_WHAT YOU NEED TO DO_
Please reproduce the listing below exactly, leaving out every picture.

_INPUT FOR THIS TASK_
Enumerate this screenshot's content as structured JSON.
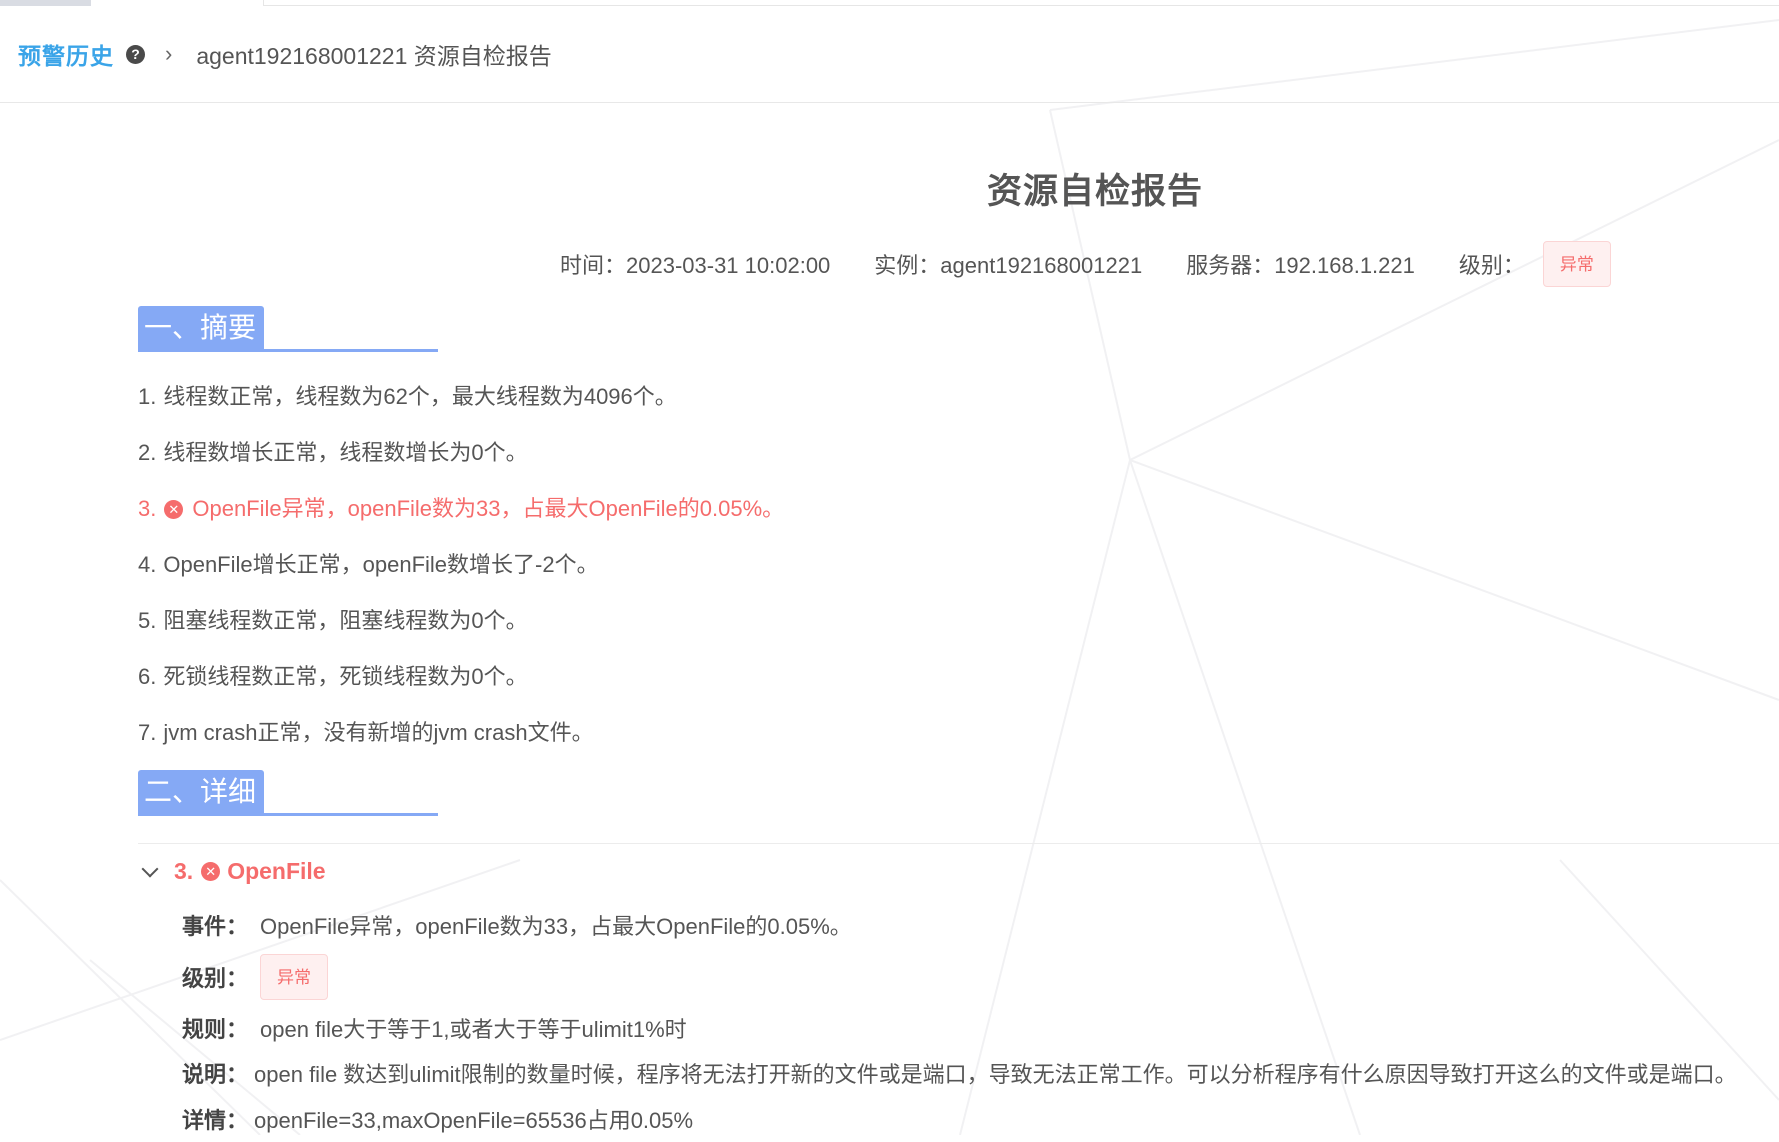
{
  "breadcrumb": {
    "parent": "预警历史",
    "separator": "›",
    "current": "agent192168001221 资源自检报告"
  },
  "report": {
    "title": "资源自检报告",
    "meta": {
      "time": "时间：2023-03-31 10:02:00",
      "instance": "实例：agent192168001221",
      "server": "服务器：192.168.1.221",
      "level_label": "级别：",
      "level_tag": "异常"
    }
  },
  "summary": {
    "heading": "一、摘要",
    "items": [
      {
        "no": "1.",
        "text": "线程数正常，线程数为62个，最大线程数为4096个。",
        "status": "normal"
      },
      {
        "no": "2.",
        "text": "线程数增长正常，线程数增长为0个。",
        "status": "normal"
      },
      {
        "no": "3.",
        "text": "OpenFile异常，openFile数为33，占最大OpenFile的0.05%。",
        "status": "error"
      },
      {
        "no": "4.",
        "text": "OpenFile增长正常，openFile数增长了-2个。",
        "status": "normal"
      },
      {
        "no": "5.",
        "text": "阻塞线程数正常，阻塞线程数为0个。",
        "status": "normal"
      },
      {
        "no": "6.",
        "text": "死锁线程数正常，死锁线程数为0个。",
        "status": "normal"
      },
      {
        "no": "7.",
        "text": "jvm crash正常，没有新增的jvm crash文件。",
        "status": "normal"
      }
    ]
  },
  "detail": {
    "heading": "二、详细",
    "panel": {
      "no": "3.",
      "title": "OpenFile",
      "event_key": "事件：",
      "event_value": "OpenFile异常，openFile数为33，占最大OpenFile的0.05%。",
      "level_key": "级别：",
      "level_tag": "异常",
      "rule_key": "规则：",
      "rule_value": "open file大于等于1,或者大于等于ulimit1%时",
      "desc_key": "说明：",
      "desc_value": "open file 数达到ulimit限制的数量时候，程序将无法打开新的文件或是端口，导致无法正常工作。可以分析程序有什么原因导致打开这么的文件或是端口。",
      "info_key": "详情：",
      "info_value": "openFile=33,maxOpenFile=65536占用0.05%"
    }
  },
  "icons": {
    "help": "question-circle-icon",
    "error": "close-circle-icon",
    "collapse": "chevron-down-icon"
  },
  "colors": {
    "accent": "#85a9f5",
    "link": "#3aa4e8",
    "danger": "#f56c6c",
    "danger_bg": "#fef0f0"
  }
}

_WRITTEN RESPONSE_
Enumerate this screenshot's content as structured JSON.
{
  "breadcrumb": {
    "parent": "预警历史",
    "separator": "›",
    "current": "agent192168001221 资源自检报告"
  },
  "report": {
    "title": "资源自检报告",
    "meta": {
      "time": "时间：2023-03-31 10:02:00",
      "instance": "实例：agent192168001221",
      "server": "服务器：192.168.1.221",
      "level_label": "级别：",
      "level_tag": "异常"
    }
  },
  "summary": {
    "heading": "一、摘要",
    "items": [
      {
        "no": "1.",
        "text": "线程数正常，线程数为62个，最大线程数为4096个。",
        "status": "normal"
      },
      {
        "no": "2.",
        "text": "线程数增长正常，线程数增长为0个。",
        "status": "normal"
      },
      {
        "no": "3.",
        "text": "OpenFile异常，openFile数为33，占最大OpenFile的0.05%。",
        "status": "error"
      },
      {
        "no": "4.",
        "text": "OpenFile增长正常，openFile数增长了-2个。",
        "status": "normal"
      },
      {
        "no": "5.",
        "text": "阻塞线程数正常，阻塞线程数为0个。",
        "status": "normal"
      },
      {
        "no": "6.",
        "text": "死锁线程数正常，死锁线程数为0个。",
        "status": "normal"
      },
      {
        "no": "7.",
        "text": "jvm crash正常，没有新增的jvm crash文件。",
        "status": "normal"
      }
    ]
  },
  "detail": {
    "heading": "二、详细",
    "panel": {
      "no": "3.",
      "title": "OpenFile",
      "event_key": "事件：",
      "event_value": "OpenFile异常，openFile数为33，占最大OpenFile的0.05%。",
      "level_key": "级别：",
      "level_tag": "异常",
      "rule_key": "规则：",
      "rule_value": "open file大于等于1,或者大于等于ulimit1%时",
      "desc_key": "说明：",
      "desc_value": "open file 数达到ulimit限制的数量时候，程序将无法打开新的文件或是端口，导致无法正常工作。可以分析程序有什么原因导致打开这么的文件或是端口。",
      "info_key": "详情：",
      "info_value": "openFile=33,maxOpenFile=65536占用0.05%"
    }
  },
  "icons": {
    "help": "question-circle-icon",
    "error": "close-circle-icon",
    "collapse": "chevron-down-icon"
  },
  "colors": {
    "accent": "#85a9f5",
    "link": "#3aa4e8",
    "danger": "#f56c6c",
    "danger_bg": "#fef0f0"
  }
}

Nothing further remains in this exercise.